But wait… there’s more!

Ettenhard expands the scope to more than just attacks.  He applies these relative timings to more contexts such as finding Medio de Proporcion (Defensive Medio) and gaining strength in the bind.  That liberates the concept of attack, attack in time, parry-riposte from solely the attacking realm into broader conceptual space.

  • We can speak now of taking good measure, being given good measure, and stealing good measure with counter-footwork.
  • We can take the bind, be given the bind, or steal the bind with counter-bladework.


All translations are the work of Dr. Mary Curtis.


Three considerations that they make, in agreement with the art, about the proportionate measure [MPado], which we call Propio, Apropiado, and Transferido.

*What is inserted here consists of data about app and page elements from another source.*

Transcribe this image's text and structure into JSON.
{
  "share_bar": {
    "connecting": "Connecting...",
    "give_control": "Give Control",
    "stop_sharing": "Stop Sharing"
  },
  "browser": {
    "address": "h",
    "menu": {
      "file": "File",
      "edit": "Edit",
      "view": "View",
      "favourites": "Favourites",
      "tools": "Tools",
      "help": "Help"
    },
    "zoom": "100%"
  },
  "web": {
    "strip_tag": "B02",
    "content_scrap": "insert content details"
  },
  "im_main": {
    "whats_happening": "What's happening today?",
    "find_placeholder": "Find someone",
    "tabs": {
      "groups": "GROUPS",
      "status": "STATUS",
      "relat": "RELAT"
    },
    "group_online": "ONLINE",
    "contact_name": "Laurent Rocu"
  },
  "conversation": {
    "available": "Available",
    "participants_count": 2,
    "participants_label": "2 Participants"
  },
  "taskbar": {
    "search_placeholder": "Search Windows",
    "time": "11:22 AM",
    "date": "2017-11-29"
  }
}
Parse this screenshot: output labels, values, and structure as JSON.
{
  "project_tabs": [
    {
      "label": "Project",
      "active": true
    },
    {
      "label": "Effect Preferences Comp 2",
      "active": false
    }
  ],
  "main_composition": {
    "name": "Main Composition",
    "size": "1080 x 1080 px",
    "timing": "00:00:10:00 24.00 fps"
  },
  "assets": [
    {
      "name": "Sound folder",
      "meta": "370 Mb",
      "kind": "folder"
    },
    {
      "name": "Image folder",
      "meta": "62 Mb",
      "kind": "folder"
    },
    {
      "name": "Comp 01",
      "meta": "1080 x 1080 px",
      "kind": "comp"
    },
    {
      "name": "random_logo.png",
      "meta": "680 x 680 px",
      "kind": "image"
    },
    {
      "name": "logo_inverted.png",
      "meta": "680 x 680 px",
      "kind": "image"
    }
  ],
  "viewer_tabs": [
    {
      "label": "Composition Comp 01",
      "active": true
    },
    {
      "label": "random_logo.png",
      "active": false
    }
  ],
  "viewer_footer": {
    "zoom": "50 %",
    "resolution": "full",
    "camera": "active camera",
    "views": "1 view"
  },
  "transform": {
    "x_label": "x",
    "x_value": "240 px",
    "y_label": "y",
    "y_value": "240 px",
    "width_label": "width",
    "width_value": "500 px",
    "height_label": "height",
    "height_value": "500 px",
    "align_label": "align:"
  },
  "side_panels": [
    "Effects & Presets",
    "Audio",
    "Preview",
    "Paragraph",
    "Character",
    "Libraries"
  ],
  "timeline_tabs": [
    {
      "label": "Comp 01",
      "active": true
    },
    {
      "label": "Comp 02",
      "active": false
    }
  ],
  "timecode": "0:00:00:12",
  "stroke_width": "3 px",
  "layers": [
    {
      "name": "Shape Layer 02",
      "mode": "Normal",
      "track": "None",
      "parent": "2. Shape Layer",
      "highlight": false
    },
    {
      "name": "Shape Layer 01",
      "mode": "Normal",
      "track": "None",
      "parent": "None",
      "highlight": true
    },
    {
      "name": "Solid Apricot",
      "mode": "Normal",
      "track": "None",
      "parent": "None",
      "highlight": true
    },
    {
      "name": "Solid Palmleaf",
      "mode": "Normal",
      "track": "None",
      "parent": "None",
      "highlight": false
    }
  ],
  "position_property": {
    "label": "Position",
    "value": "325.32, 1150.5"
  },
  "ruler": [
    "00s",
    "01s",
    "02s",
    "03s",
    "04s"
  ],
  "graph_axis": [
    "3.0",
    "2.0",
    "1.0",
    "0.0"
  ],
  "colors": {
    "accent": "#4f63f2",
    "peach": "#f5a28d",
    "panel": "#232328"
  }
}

Presupposing the knowledge that we have given about the proportionate measures [MPados] for all the species of techniques, it is advisable for he who wants to enjoy the perfection of skill, to know the three considerations (more important than extolled) that we make of them (without altering their essence) calling them Propio, Apropiado, and Transferido, and for its definition we said of the first, it is the one that the swordsman chooses for himself, without the opponent doing more than wait for him, which we call before time; of the second, it is the one that he offers him by means of his movements and steps, which we call in time; and the last, the one that when he goes to choose it or has chosen it, and the execution differs, it is taken from him, and chooses for himself; and this is characterized in time and after time;…

Pacheco’s New Science pp.287-288

Applied to striking in time (Medio Proporcionado):

And finally, if he wants to escape from the subjection, freeing the Sword, to strike with a Thrust, from the outside, it should be necessary for him to make a Circular action, that consists of four simple types of Movement, making a Mixed one of all four, by whose cause it is without a doubt the opposition of the Offline Lateral Movement, striking in reason of the Right Angle, with which it is undoubtable that in all these situations it is made, that by means of Atajo the opponent offers Apropiado Proportionate Measure; since taking advantage of the Movements that he forms, one takes advantage of the opportunity to strike,…

~Ettenhard’s Compendium folio 146-147

(The act of taking atajo requires taking your point off the line which is a dispositive movement that can grant the adversary the opportunity to strike.  Or restated, the Offline Lateral movement of the atajo can grant Medio Proporcionado Apropriado… the attack executed in a during time.)

Applied to footwork\place:

It should also be understood that if the two Combatants find themselves with equal Arms, the one who first chooses the Measure does it for both, and it is called the Propio and Apropiado Mean of Proportion because the Swordsman at the same time takes the Measure for himself and offers the same disposition to his opponent; but if either of the two brings a longer Sword and he chooses the Measure in the way that has been said it is called the Propio Measure of Proportion due to the Election being for him alone, the other being disproportionate: And if the one who brings the shorter Sword has his tip at the opposing guard it is called the Apropiado Measure of Proportion…

~Ettenhard’s Compendium folio 71

Applied to degrees of strength in the bind:

…and thus one should understand the same (in the execution of these Movements) that in the way of choosing the measure of Proportion, it is warned, making difference of when the Swordsman chooses it for himself, or when it is offered chosen to the opponent, saying to the one Propio and to the other Apropiado; since the Propio Movement of increase that the Swordsman makes, offers to the opponent the one of Apropiado decrease: and the one of Propio decrease, gives Apropiado to the opponent the one of increase.

~Ettenhard’s Compendium folio 120-121

By taking a degree of strength in the bind in first intention (Propio) you also give weakness to the adversary (Apropiado).  If you weaken yourself in the bind (Propio) you strengthen your adversary (Apropiado).

I'm sorry, but comments are closed.